Work through the data below and copy out every line where "JSON" is found.

--- Provided information ---

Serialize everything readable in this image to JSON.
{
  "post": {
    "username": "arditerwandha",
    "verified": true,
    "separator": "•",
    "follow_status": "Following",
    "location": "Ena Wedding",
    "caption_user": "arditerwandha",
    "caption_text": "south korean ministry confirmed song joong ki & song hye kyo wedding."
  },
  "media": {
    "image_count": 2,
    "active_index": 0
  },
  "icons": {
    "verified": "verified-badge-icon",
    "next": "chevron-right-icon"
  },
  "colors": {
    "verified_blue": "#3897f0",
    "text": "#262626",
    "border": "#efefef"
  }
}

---
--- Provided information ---

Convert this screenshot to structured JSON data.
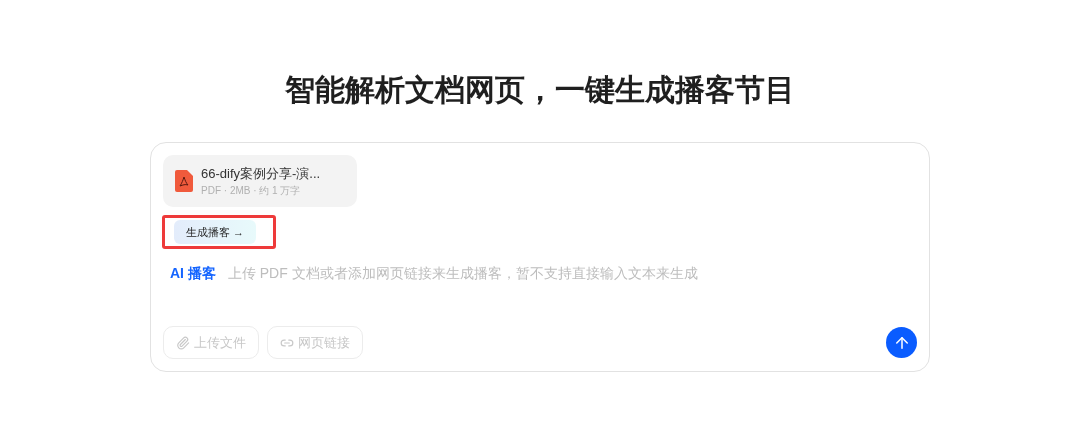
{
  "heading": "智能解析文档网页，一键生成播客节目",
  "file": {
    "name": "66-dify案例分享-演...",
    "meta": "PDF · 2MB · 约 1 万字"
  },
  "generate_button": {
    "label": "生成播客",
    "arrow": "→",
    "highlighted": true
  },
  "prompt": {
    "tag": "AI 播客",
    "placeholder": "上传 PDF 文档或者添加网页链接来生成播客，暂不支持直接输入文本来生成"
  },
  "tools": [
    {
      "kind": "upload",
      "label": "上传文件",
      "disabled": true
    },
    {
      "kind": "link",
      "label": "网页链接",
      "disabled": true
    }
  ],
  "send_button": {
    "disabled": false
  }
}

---

**Answer section:**
Serialize everything readable in this image to JSON.
Convert this screenshot to structured JSON data.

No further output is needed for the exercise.